The differential amplifier has the ability to suppress signals co mmon to the two inputs.
CMRR is an indicator of the ability.
When a commercial power supply signal ( In) flows to the ground loop, a noise ( Vn) is generated and applied to the inputs of the differential amplifier as an common mode component. However, the common-mode noise component appearing at the output of the amplifier is extremely small (the common mode gain is small, ideally zero). When Adiff is the differential gain (the gain with respect to Vs in the Fig. 1) and Acom is the common mode gain (the gain with respect to Vn in the figure), CMRR is defined by the following equation.

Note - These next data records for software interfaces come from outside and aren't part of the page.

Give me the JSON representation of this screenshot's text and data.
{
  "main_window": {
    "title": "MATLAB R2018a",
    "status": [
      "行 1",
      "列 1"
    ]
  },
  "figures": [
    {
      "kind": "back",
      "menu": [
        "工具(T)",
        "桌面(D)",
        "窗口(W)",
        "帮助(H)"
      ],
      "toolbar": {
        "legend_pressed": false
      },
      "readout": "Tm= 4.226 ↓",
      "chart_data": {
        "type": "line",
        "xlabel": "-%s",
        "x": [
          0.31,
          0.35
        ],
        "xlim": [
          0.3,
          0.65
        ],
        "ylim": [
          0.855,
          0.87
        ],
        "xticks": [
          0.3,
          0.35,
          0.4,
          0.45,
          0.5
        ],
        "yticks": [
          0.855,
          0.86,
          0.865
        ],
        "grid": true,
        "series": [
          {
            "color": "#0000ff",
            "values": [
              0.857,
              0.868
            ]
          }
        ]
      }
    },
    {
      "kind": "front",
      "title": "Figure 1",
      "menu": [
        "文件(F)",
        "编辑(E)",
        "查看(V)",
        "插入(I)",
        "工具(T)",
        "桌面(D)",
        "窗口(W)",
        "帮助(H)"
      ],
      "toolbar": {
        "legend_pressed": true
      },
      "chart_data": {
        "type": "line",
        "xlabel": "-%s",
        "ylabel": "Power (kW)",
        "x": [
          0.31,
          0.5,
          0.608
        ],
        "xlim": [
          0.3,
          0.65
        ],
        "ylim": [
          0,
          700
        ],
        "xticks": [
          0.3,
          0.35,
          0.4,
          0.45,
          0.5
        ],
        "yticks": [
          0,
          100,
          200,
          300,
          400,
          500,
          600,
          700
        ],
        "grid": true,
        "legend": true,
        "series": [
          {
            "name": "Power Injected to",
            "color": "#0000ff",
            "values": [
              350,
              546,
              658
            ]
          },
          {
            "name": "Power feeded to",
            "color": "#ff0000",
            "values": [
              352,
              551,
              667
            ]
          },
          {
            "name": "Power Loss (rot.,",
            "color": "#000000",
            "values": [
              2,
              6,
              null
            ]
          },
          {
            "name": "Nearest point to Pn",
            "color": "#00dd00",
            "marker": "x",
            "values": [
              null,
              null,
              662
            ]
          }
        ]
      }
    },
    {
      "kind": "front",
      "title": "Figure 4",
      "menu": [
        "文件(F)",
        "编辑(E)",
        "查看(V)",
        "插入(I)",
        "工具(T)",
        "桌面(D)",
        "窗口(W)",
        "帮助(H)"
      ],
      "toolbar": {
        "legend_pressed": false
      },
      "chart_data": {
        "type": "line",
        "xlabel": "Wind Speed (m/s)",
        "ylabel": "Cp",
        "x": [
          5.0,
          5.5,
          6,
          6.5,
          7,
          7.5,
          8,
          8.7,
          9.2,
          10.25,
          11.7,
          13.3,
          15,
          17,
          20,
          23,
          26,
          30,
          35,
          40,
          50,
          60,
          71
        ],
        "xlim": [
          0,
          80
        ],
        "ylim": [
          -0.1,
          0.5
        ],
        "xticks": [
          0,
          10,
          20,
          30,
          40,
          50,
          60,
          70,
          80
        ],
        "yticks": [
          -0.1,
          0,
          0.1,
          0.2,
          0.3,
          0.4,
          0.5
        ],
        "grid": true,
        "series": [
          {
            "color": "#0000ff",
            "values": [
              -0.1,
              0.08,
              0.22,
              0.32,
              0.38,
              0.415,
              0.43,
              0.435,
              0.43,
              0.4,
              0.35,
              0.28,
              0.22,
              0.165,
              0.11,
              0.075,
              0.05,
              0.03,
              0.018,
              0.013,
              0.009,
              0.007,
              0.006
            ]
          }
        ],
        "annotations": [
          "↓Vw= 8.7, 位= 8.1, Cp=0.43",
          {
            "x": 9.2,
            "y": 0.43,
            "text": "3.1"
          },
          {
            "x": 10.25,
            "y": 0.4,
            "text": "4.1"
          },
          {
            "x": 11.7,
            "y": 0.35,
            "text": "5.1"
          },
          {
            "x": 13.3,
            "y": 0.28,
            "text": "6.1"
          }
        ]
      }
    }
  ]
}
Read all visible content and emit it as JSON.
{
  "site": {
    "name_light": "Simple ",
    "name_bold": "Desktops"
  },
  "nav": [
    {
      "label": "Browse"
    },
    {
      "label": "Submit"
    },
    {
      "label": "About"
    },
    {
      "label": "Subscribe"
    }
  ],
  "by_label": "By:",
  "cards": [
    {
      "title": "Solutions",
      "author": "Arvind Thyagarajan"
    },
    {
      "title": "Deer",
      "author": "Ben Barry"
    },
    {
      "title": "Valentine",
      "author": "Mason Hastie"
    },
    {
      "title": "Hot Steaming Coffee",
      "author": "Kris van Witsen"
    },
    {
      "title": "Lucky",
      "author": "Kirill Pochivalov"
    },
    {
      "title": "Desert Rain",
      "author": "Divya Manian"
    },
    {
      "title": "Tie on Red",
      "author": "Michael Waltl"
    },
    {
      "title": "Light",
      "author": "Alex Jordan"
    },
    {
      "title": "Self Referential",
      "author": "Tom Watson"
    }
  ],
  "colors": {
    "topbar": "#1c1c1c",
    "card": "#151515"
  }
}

CMRR = Adiff /Acom = Adiff [dB] – Acom [dB]
Figure1. Diagram of Differential Amplifier
For example, NF differential amplifier 5307 CMRR is 120 dB (min.) at utility frequency. Even if 1 V is generated as the noise component Vn, only 1 μV appears at the output. As the system is larger, since the potential and impedance are different, a ground loop current flows between 1 and 2 (refer to Fig.1), then it generates noise, even though 1 and 2 look the same.
Differential Amplifier 5307
In the Actual Setup
Both of the signal cable and the signal source have impedances, therefore the simplified circuit diagram in the actual use of the differential amplifier is shown as follows.
If there are no these impedances, the noise source is applied to the non inverting input terminal and the inverting input terminal of the differential amplifier with exactly the same voltage value, and there is no degradation of CMRR of the whole setup In practice, however, these values cannot be ignored, and a voltage difference will occur when the noise source is added to the non inverting and the inverting inputs terminals of the differential amplifier, which will degrade the CMRR.
For example, if the signal source impedance RS is 10 kΩ, the input resistances of the differential amplifier Rin+ and Rin- are 10 MΩ, ignoring other impedances such as Rc , the CMRR is 20 log (0.9990 / 0.0009990), which is 60.0 dB, from the differential gain: 0.9990 and the common mode gain: 0.0009990 at DC.
Next, assuming RS is 10 kΩ, CC1 + Cin+ and CC2 + Cin– are 500 pF, the differential gain is 0.9532, the common mode gain is 0.2994 at 10 kHz, and the CMRR drops to about 10.1 dB.
If there is an imbalance in the signal path between the signal source and the non inverting and inverting input terminals of the differential amplifier, we should take the CMRR degradation in account. Inserting the same impedance as RS at the non inverting input will improve CMRR.
Figure2. Equivalent Circuit Diagram